Marxism and Feminism are two theoretical systems which aim at explaining social phenomena both in their current state and their historical development. At the same time, Marxism and Feminism are related to liberating movements within society which aspire to abolish class inequality, exploitation and oppression (in the case of Marxism) and gender inequality exploitation and oppression (in the case of Feminism). From a historical point of view, the theoretical and the political interconnection between Marxism and Feminism is far from being unproblematic or historically self-evident. The traditional Marxist conception, which springs from the work of Engels, reduces gender oppression and exploitation to class divisions. The former begins and ends with the latter and therefore the latter is overdetermining with regard to the former, both at the theoretical-scientific and political-practical level. In the 1960s, feminist thinkers (Marxist or not) of the so-called second wave of feminism, casted doubts on the traditional, reductionist perspective both on empirical and theoretical grounds. This development led to the emergence of a number of theoretical questions and opened up the conceptual space for the fruitful
theoretical examination of the interweaving of Marxism and Feminism. On the other hand, the emergence of the third wave, which was marked by the elaboration of new conceptual tools such as intersectionality, the dialogue of feminism with theoretical trends such as queer theory and post-colonial studies, and the connection of feminism with identity politics, seemed to lead Marxism and Feminism from an ‘unhappy marriage’ to a ‘consensual (?) divorce’. However, is this actually the case?
The Biannual Scientific Review KRISI has decided to devote a special issue to the matter and invites papers from the whole range of social sciences and humanities which are concerned with the relation between Marxism and Feminism. The main orientation of the issue is theoretical but papers dealing with the political practices of Marxists and Feminists will be also considered.
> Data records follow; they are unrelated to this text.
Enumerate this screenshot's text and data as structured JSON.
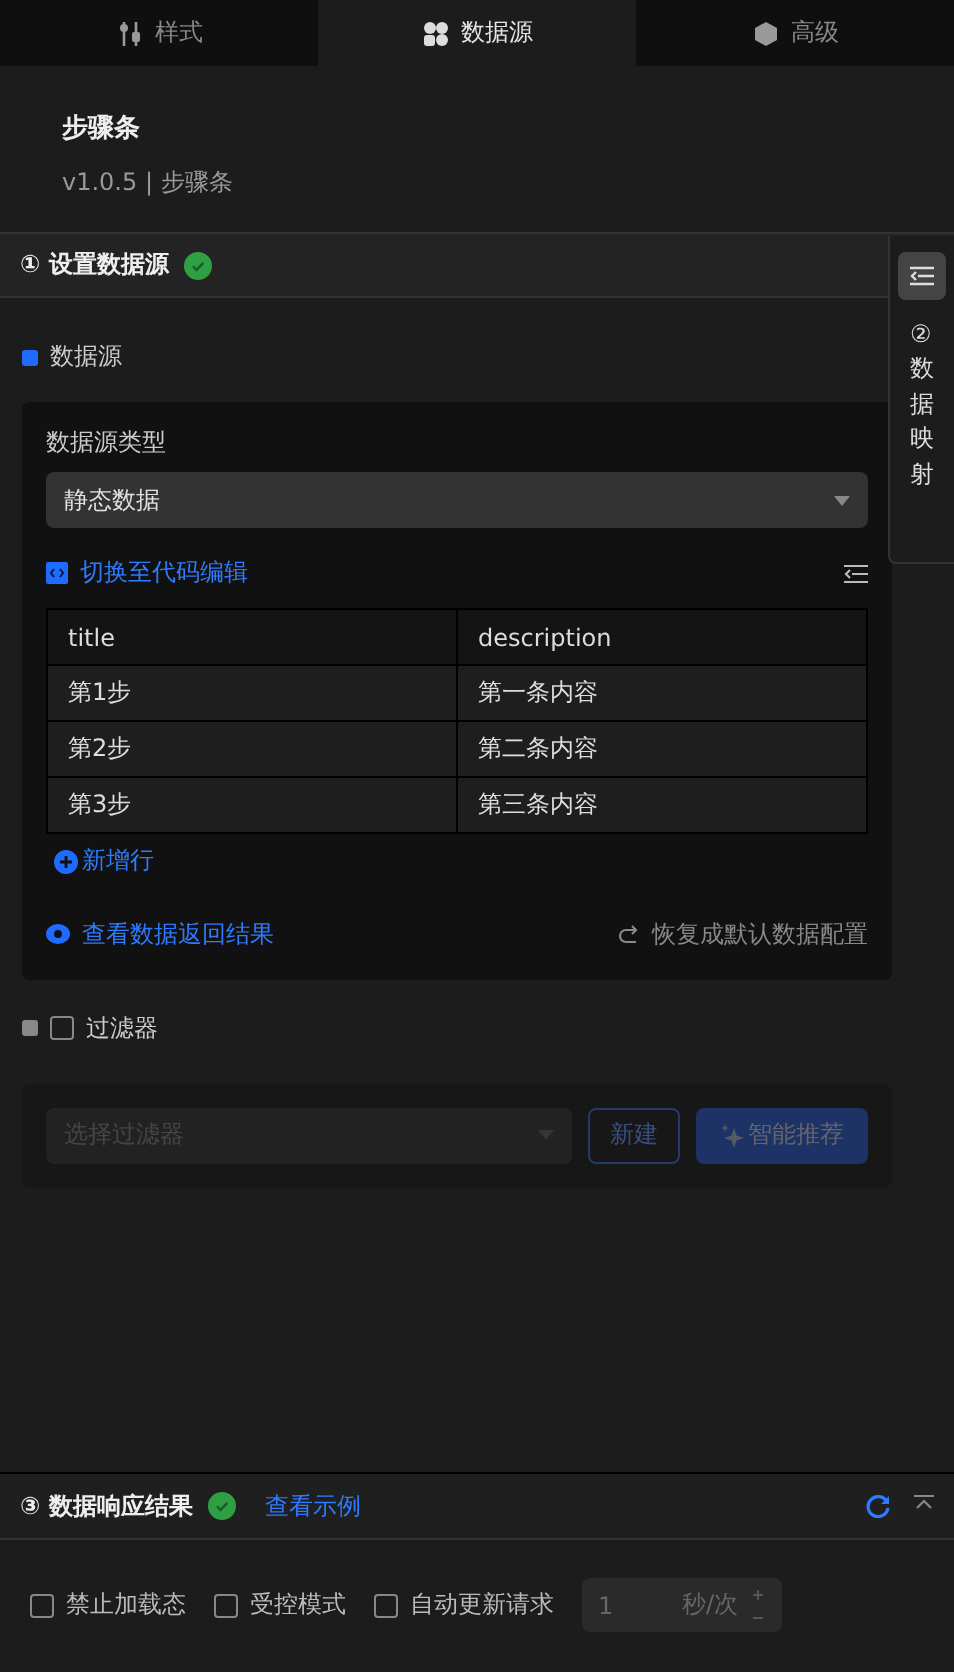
{
  "tabs": [
    {
      "label": "样式",
      "selected": false
    },
    {
      "label": "数据源",
      "selected": true
    },
    {
      "label": "高级",
      "selected": false
    }
  ],
  "component": {
    "name": "步骤条",
    "version": "v1.0.5 | 步骤条"
  },
  "step1": {
    "title": "① 设置数据源",
    "done": true
  },
  "side_panel": {
    "title": "②数据映射"
  },
  "datasource": {
    "label": "数据源",
    "type_label": "数据源类型",
    "type_value": "静态数据",
    "code_link": "切换至代码编辑",
    "table": {
      "columns": [
        "title",
        "description"
      ],
      "rows": [
        [
          "第1步",
          "第一条内容"
        ],
        [
          "第2步",
          "第二条内容"
        ],
        [
          "第3步",
          "第三条内容"
        ]
      ]
    },
    "add_row": "新增行",
    "view_result": "查看数据返回结果",
    "reset": "恢复成默认数据配置"
  },
  "filter": {
    "label": "过滤器",
    "checked": false,
    "placeholder": "选择过滤器",
    "new_button": "新建",
    "smart_button": "智能推荐"
  },
  "step3": {
    "title": "③ 数据响应结果",
    "done": true,
    "example_link": "查看示例"
  },
  "options": [
    {
      "label": "禁止加载态",
      "checked": false
    },
    {
      "label": "受控模式",
      "checked": false
    },
    {
      "label": "自动更新请求",
      "checked": false
    }
  ],
  "interval": {
    "value": "1",
    "unit": "秒/次"
  }
}
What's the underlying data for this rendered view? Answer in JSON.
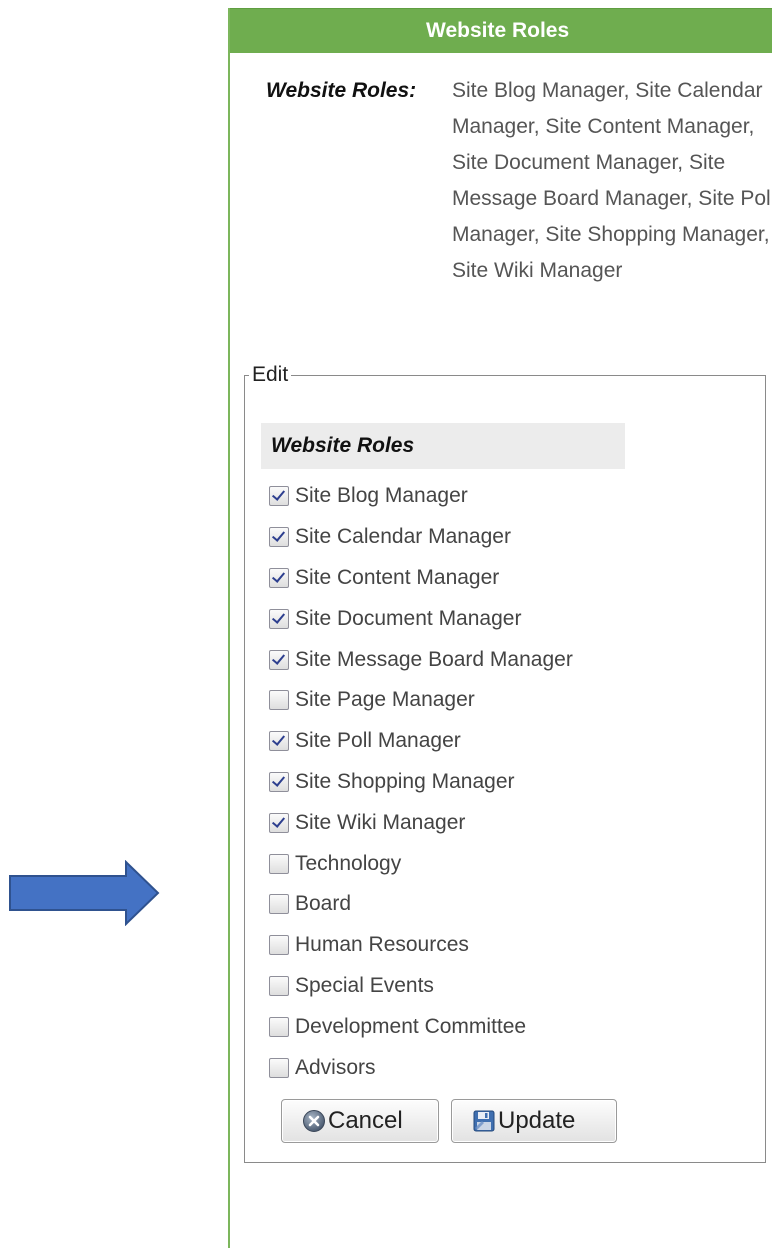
{
  "panel": {
    "title": "Website Roles",
    "accent_color": "#6fad4f"
  },
  "summary": {
    "label": "Website Roles:",
    "value": "Site Blog Manager, Site Calendar Manager, Site Content Manager, Site Document Manager, Site Message Board Manager, Site Poll Manager, Site Shopping Manager, Site Wiki Manager"
  },
  "edit": {
    "legend": "Edit",
    "heading": "Website Roles",
    "roles": [
      {
        "label": "Site Blog Manager",
        "checked": true
      },
      {
        "label": "Site Calendar Manager",
        "checked": true
      },
      {
        "label": "Site Content Manager",
        "checked": true
      },
      {
        "label": "Site Document Manager",
        "checked": true
      },
      {
        "label": "Site Message Board Manager",
        "checked": true
      },
      {
        "label": "Site Page Manager",
        "checked": false
      },
      {
        "label": "Site Poll Manager",
        "checked": true
      },
      {
        "label": "Site Shopping Manager",
        "checked": true
      },
      {
        "label": "Site Wiki Manager",
        "checked": true
      },
      {
        "label": "Technology",
        "checked": false
      },
      {
        "label": "Board",
        "checked": false
      },
      {
        "label": "Human Resources",
        "checked": false
      },
      {
        "label": "Special Events",
        "checked": false
      },
      {
        "label": "Development Committee",
        "checked": false
      },
      {
        "label": "Advisors",
        "checked": false
      }
    ],
    "cancel_label": "Cancel",
    "update_label": "Update",
    "cancel_icon": "cancel-x-circle-icon",
    "update_icon": "floppy-disk-save-icon"
  },
  "annotation": {
    "arrow_icon": "right-arrow-icon",
    "arrow_color": "#4472c4"
  }
}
A few indicative questions – which do not, in any sense, exhaust the possible subject matters of the papers – are the following:
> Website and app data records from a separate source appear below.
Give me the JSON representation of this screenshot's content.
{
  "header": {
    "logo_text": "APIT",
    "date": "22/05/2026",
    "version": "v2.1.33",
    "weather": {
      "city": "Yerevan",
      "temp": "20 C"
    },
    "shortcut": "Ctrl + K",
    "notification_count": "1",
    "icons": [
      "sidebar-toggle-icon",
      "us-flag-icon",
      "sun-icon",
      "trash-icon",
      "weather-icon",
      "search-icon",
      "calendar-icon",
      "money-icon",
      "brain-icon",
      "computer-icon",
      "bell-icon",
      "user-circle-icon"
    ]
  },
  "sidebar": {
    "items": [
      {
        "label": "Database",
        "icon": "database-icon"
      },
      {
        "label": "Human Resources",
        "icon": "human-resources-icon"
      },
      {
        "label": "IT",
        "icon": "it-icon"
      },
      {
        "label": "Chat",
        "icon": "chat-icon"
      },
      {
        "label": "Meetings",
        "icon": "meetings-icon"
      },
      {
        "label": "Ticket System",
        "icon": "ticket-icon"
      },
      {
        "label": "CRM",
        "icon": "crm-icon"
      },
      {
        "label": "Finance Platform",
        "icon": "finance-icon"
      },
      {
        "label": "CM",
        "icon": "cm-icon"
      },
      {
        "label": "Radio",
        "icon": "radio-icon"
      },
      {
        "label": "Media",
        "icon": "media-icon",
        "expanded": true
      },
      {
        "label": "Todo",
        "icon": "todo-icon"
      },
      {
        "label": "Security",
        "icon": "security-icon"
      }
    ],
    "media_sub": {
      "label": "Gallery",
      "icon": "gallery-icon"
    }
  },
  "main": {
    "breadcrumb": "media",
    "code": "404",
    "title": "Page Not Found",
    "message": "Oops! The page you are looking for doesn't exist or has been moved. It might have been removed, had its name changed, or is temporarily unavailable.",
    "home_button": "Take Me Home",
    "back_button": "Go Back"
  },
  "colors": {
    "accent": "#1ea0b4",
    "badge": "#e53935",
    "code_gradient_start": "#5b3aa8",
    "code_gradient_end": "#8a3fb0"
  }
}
- Which theoretical premises of Marxism contradict the theoretical premises of feminism?
- Conversely, which is the theoretical common ground between Marxism and Feminism?
- In which ways can feminist theory transform Marxist theory and vice versa?
- How are class and gender oppressions related?
- What is the relation between capitalism, but also other modes of productions as they are described by Marxism, with patriarchy?
- How could the change of the social formations, on the ground of the change of the dominant modes of production, be reconciled with the transhistorical nature of patriarchy?
- Respectively, how is associated the gender-based/sexual division with the class division and the modes of production?
- Is it possible to combine intersectionality as a conceptual and methodological tool with a Marxist perspective on society, and if so, to what extend and in what way?
- Is it possible to combine queer theory and/or post-colonial studies with Marxism, and if so, to what extend and in what way?
- What are the conceptual presuppositions of the constitution of the interweaving of a Marxist and Feminist discourse?
Proposed abstracts should be submitted, as attachments, to the editorial board of KRISI (firstname.lastname@example.org). Please send an extended abstract (1000 words, including footnotes; references do not count toward the word limit) in Greek or English that outlines the aims as well as the theoretical and methodological orientations of the article. All abstracts will undergo a double-blind review process. The main body of the e-mail should also include each author’s name, email address, affiliation, and a 50-word biographical statement. If abstracts are accepted, we will invite authors to submit full-length articles (maximum 10000 words). Articles should not have been published previously in any language.
Language: Greek and English
Abstracts should be submitted by January 31, 2023
Authors invited to submit papers will be notified by February 28, 2023
Paper submission deadline: 30th April 2023
If you have any queries, please contact the editorial board of